- Successful conservation management requires an understanding of how species respond to intervention. Native and exotic species may respond differently to management interventions due to differences arising directly from their native or exotic origin (i.e., provenance) or from differences in life-history or phylogenetic lineage that are associated with provenance. Thus, selection of a successful management regime requires knowledge of the life history and provenance-bias in the local flora and an understanding of the interplay between species characteristics across existing environmental gradients in the landscape. In my thesis, I examine the Pacific Northwestern upland prairies where the exotic grass flora contains more annual species and species within the Aveneae and Poeae tribes than does the native grass flora, presenting an opportunity to examine how provenance, phylogeny, and life span can interact to determine species distributions along natural gradients of soil chemistry.
I analyze data collected in 2005 and 2006 in ten upland prairie sites from southern British Columbia, Canada to the central Willamette Valley in Oregon, USA for grass species abundance and soil chemistry. I then test the co-structure between grass species characteristics (provenance, phylogeny, and lifespan), patterns of abundance, and underlying soil chemistry. I find that while soil chemistry exerts strong control over community composition, community differences among sites were unrelated to provenance, life span, or phylogenetic grouping.

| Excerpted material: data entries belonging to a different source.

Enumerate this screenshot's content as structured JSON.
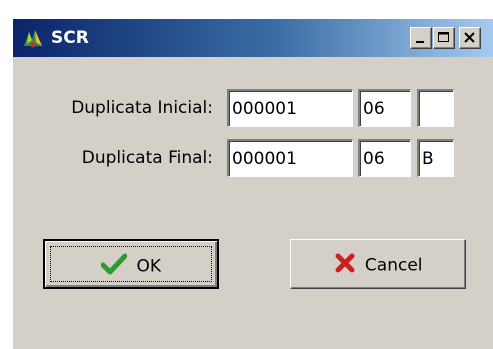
{
  "window": {
    "title": "SCR"
  },
  "form": {
    "initial_label": "Duplicata Inicial:",
    "final_label": "Duplicata Final:",
    "initial_number": "000001",
    "initial_month": "06",
    "initial_series": "",
    "final_number": "000001",
    "final_month": "06",
    "final_series": "B"
  },
  "buttons": {
    "ok_label": "OK",
    "cancel_label": "Cancel"
  },
  "icons": {
    "app": "app-icon",
    "minimize": "minimize-icon",
    "maximize": "maximize-icon",
    "close": "close-icon",
    "ok": "checkmark-icon",
    "cancel": "x-icon"
  },
  "colors": {
    "titlebar_start": "#0a246a",
    "titlebar_end": "#a6caf0",
    "face": "#d4d0c8",
    "ok_check": "#2e9b2e",
    "cancel_x": "#cc1f1f"
  }
}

I performed a greenhouse fertilization study to examine more carefully the biomass and root-to-shoot ratio response of common grass species to nitrogen and phosphorous supply. In this more controlled setting, nitrogen and planting density had the strongest effects on individual plant biomass. As with the field data, species responses to nutrient additions did not vary as a function of provenance, lifespan, or phylogeny.
Thus manipulations of nutrient supplies may have predictable effects on single target species but are unlikely to alter the overall balance between native and exotic species. These results from my thesis work can guide future grassland restoration and management planning.